Inhale. Shift. Exhale. Shift. Yoga has always been touted as a breathing exercise. Ashtanga yoga is the full embodiment of flowing between postures while inhaling and exhaling and maintaining asana postures for a specific number of breaths. This allows the practitioner to turn normally static postures into dynamic, moving forms that concentrate on breathing more than the perfect alignments of the human body, as is typical in Hatha yoga. It can also be referred to as ashtanga vinyasa yoga. Vinyasa is in reference to the actual flowing movement that connects the asanas.
Yoga variations have each been developed to target specific areas and to achieve certain goals. Yang yoga stretches and strengthens superficial and muscular tissues. Yin yoga aims at the connective tissues and are a great way to address the hips, pelvis and lower spine. Iyengar yoga makes use of props to fully perform each posture correctly while reducing the risk of injury. Sirvananda encompasses exercising, breathing and relaxation with meditation and proper diet. In short, there is a form of yoga for everyone at any stage or skill level.
So, how is ashtanga yoga different from other yoga forms? This style of yoga does not demand that each posture is perfect. Instead it concentrates on the movements between a specific set of asanas. This helps generate intense internal heat and leads to heavy sweating which promotes detoxification of the organs and muscle tissues with increased blood circulation.
The biggest difference is the postures themselves. Unlike other forms of yoga, this style uses predefined asanas. In addition to the predefined postures, these yoga exercises also use a specific style of breathing, known as Ujjayi. It emphasizes a relaxation of the diaphragm with a resonating sound in the student's throat. Each session also comprises of four distinct parts. They are the opening sequence, the main series, back-bending and the finishing sequence of inverted asanas. Practice always ends in corpse pose, or savasana. The main series has six separate sets of movements depending on the skill of the practitioner. The first one is basic, and it is regarded as the most important because it is the basis of the entire style. The second is for intermediate yoga students with the remaining geared toward advanced practice. The primary focus isn't the asanas. It is an internal focus on the breathing to the fullest extent and in measured amounts. It provides a mental focal point that is relaxing and calm.
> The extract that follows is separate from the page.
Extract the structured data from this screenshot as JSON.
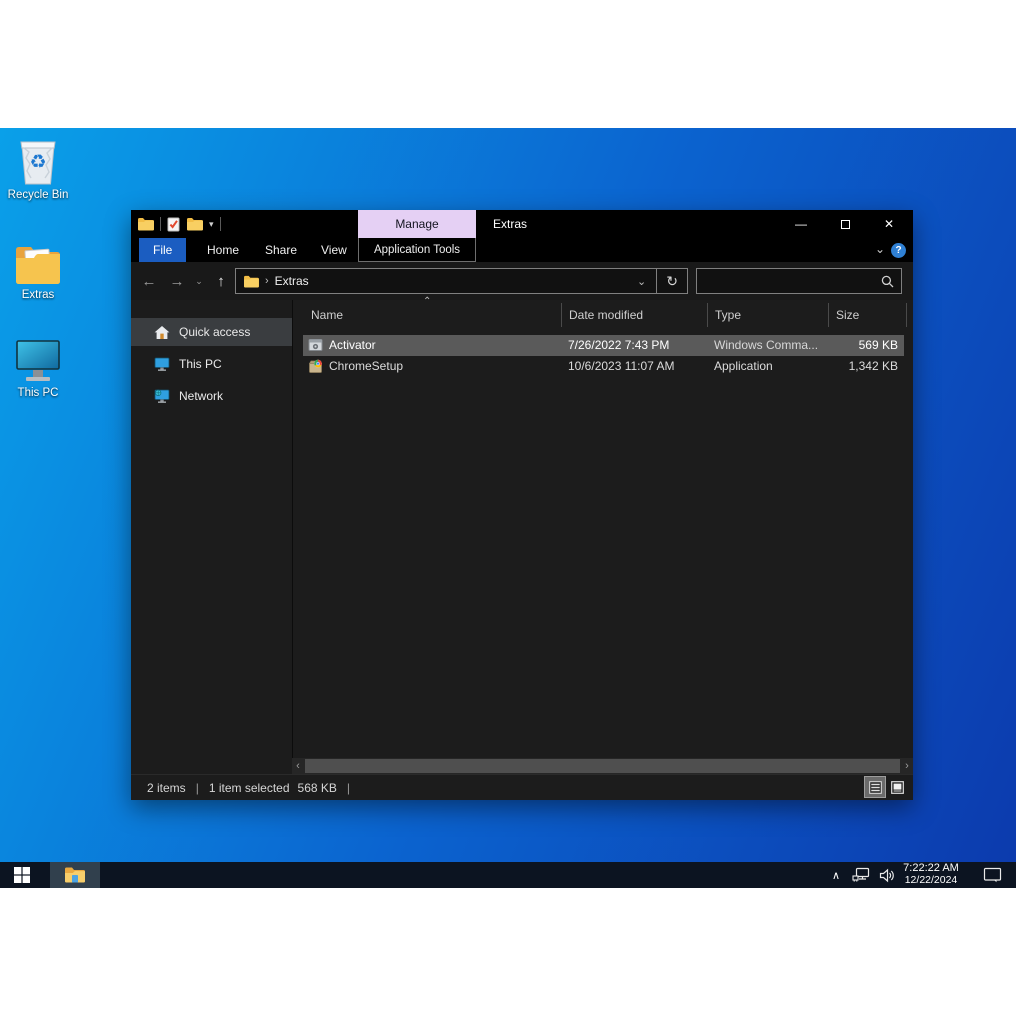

Ashtanga yoga is generally practiced daily and is taught in the Mysore style. This teaching style is supervised but done with self-motivated practice. Because this form of yoga is much more individualized for speed and concentration, these classes are some of the hardest to find. In fact, the majority of these types of sessions are only taught by those that the Ashtanga Yoga Research Institute has authorized.